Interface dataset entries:
══════════
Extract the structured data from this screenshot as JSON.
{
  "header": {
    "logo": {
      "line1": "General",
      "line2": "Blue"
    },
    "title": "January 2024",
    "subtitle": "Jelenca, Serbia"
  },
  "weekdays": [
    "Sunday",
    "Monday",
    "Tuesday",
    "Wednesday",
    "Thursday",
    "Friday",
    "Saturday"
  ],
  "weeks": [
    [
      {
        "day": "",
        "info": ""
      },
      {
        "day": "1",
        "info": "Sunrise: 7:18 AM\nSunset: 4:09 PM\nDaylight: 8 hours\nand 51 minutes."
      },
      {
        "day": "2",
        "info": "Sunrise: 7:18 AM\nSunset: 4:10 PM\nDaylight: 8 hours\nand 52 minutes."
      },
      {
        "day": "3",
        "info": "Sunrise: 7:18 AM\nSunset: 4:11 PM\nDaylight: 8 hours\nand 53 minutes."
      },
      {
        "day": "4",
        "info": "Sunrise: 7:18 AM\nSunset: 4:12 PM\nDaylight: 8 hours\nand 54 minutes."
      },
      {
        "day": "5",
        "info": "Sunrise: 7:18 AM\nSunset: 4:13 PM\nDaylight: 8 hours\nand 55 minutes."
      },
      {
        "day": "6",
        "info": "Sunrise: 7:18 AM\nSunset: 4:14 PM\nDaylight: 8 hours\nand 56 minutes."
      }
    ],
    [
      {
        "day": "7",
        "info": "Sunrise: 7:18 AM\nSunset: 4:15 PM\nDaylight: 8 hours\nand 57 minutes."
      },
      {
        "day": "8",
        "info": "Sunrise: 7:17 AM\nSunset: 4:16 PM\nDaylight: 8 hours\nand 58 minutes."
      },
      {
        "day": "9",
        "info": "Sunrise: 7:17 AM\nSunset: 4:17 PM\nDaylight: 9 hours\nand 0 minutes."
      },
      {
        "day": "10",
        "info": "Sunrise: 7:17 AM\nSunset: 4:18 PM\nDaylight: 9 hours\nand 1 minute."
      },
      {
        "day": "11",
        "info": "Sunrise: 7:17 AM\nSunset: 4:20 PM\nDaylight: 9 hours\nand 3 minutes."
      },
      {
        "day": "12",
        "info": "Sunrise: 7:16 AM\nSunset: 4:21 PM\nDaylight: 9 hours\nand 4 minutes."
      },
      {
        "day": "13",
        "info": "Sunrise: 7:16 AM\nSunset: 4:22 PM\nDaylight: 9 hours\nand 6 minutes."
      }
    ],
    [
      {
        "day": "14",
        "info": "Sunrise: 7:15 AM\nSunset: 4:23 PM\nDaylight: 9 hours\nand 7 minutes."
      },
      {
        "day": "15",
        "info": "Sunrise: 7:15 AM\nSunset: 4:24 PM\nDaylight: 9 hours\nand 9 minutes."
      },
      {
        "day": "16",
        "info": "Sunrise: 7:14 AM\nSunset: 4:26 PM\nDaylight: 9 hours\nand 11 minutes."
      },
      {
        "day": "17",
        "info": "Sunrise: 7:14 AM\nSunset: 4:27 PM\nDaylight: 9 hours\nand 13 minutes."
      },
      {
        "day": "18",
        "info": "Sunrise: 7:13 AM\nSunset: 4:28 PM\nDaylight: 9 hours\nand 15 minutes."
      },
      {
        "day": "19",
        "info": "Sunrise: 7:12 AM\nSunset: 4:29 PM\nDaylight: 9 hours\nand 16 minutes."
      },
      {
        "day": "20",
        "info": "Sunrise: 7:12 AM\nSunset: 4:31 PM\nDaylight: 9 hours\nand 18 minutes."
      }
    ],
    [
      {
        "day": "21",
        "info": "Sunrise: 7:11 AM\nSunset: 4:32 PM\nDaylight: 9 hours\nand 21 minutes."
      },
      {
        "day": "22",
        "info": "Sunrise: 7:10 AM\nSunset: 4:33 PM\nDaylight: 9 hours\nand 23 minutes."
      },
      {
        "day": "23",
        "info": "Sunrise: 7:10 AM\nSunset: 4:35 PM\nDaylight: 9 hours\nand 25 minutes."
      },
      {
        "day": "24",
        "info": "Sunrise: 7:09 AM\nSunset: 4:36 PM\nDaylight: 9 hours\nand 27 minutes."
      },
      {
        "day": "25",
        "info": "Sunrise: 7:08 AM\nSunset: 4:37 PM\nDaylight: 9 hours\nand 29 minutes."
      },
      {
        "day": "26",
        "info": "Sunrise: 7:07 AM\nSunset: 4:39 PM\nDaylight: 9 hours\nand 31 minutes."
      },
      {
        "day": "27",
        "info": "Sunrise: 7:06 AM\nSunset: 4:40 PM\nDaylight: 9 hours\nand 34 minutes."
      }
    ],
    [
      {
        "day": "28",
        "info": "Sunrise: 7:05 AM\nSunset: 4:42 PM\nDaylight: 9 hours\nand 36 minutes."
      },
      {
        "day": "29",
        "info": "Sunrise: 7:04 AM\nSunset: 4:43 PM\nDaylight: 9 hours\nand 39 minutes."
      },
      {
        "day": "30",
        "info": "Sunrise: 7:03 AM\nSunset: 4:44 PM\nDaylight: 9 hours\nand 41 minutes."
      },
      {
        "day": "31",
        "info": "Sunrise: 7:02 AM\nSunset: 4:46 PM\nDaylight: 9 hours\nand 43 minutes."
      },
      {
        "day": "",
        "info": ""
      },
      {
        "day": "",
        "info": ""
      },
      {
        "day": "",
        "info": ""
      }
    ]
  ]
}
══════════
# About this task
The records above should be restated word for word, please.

# Response box
Extract the structured data from this screenshot as JSON.
{
  "header": {
    "logo": {
      "line1": "General",
      "line2": "Blue"
    },
    "title": "January 2024",
    "subtitle": "Jelenca, Serbia"
  },
  "weekdays": [
    "Sunday",
    "Monday",
    "Tuesday",
    "Wednesday",
    "Thursday",
    "Friday",
    "Saturday"
  ],
  "weeks": [
    [
      {
        "day": "",
        "info": ""
      },
      {
        "day": "1",
        "info": "Sunrise: 7:18 AM\nSunset: 4:09 PM\nDaylight: 8 hours\nand 51 minutes."
      },
      {
        "day": "2",
        "info": "Sunrise: 7:18 AM\nSunset: 4:10 PM\nDaylight: 8 hours\nand 52 minutes."
      },
      {
        "day": "3",
        "info": "Sunrise: 7:18 AM\nSunset: 4:11 PM\nDaylight: 8 hours\nand 53 minutes."
      },
      {
        "day": "4",
        "info": "Sunrise: 7:18 AM\nSunset: 4:12 PM\nDaylight: 8 hours\nand 54 minutes."
      },
      {
        "day": "5",
        "info": "Sunrise: 7:18 AM\nSunset: 4:13 PM\nDaylight: 8 hours\nand 55 minutes."
      },
      {
        "day": "6",
        "info": "Sunrise: 7:18 AM\nSunset: 4:14 PM\nDaylight: 8 hours\nand 56 minutes."
      }
    ],
    [
      {
        "day": "7",
        "info": "Sunrise: 7:18 AM\nSunset: 4:15 PM\nDaylight: 8 hours\nand 57 minutes."
      },
      {
        "day": "8",
        "info": "Sunrise: 7:17 AM\nSunset: 4:16 PM\nDaylight: 8 hours\nand 58 minutes."
      },
      {
        "day": "9",
        "info": "Sunrise: 7:17 AM\nSunset: 4:17 PM\nDaylight: 9 hours\nand 0 minutes."
      },
      {
        "day": "10",
        "info": "Sunrise: 7:17 AM\nSunset: 4:18 PM\nDaylight: 9 hours\nand 1 minute."
      },
      {
        "day": "11",
        "info": "Sunrise: 7:17 AM\nSunset: 4:20 PM\nDaylight: 9 hours\nand 3 minutes."
      },
      {
        "day": "12",
        "info": "Sunrise: 7:16 AM\nSunset: 4:21 PM\nDaylight: 9 hours\nand 4 minutes."
      },
      {
        "day": "13",
        "info": "Sunrise: 7:16 AM\nSunset: 4:22 PM\nDaylight: 9 hours\nand 6 minutes."
      }
    ],
    [
      {
        "day": "14",
        "info": "Sunrise: 7:15 AM\nSunset: 4:23 PM\nDaylight: 9 hours\nand 7 minutes."
      },
      {
        "day": "15",
        "info": "Sunrise: 7:15 AM\nSunset: 4:24 PM\nDaylight: 9 hours\nand 9 minutes."
      },
      {
        "day": "16",
        "info": "Sunrise: 7:14 AM\nSunset: 4:26 PM\nDaylight: 9 hours\nand 11 minutes."
      },
      {
        "day": "17",
        "info": "Sunrise: 7:14 AM\nSunset: 4:27 PM\nDaylight: 9 hours\nand 13 minutes."
      },
      {
        "day": "18",
        "info": "Sunrise: 7:13 AM\nSunset: 4:28 PM\nDaylight: 9 hours\nand 15 minutes."
      },
      {
        "day": "19",
        "info": "Sunrise: 7:12 AM\nSunset: 4:29 PM\nDaylight: 9 hours\nand 16 minutes."
      },
      {
        "day": "20",
        "info": "Sunrise: 7:12 AM\nSunset: 4:31 PM\nDaylight: 9 hours\nand 18 minutes."
      }
    ],
    [
      {
        "day": "21",
        "info": "Sunrise: 7:11 AM\nSunset: 4:32 PM\nDaylight: 9 hours\nand 21 minutes."
      },
      {
        "day": "22",
        "info": "Sunrise: 7:10 AM\nSunset: 4:33 PM\nDaylight: 9 hours\nand 23 minutes."
      },
      {
        "day": "23",
        "info": "Sunrise: 7:10 AM\nSunset: 4:35 PM\nDaylight: 9 hours\nand 25 minutes."
      },
      {
        "day": "24",
        "info": "Sunrise: 7:09 AM\nSunset: 4:36 PM\nDaylight: 9 hours\nand 27 minutes."
      },
      {
        "day": "25",
        "info": "Sunrise: 7:08 AM\nSunset: 4:37 PM\nDaylight: 9 hours\nand 29 minutes."
      },
      {
        "day": "26",
        "info": "Sunrise: 7:07 AM\nSunset: 4:39 PM\nDaylight: 9 hours\nand 31 minutes."
      },
      {
        "day": "27",
        "info": "Sunrise: 7:06 AM\nSunset: 4:40 PM\nDaylight: 9 hours\nand 34 minutes."
      }
    ],
    [
      {
        "day": "28",
        "info": "Sunrise: 7:05 AM\nSunset: 4:42 PM\nDaylight: 9 hours\nand 36 minutes."
      },
      {
        "day": "29",
        "info": "Sunrise: 7:04 AM\nSunset: 4:43 PM\nDaylight: 9 hours\nand 39 minutes."
      },
      {
        "day": "30",
        "info": "Sunrise: 7:03 AM\nSunset: 4:44 PM\nDaylight: 9 hours\nand 41 minutes."
      },
      {
        "day": "31",
        "info": "Sunrise: 7:02 AM\nSunset: 4:46 PM\nDaylight: 9 hours\nand 43 minutes."
      },
      {
        "day": "",
        "info": ""
      },
      {
        "day": "",
        "info": ""
      },
      {
        "day": "",
        "info": ""
      }
    ]
  ]
}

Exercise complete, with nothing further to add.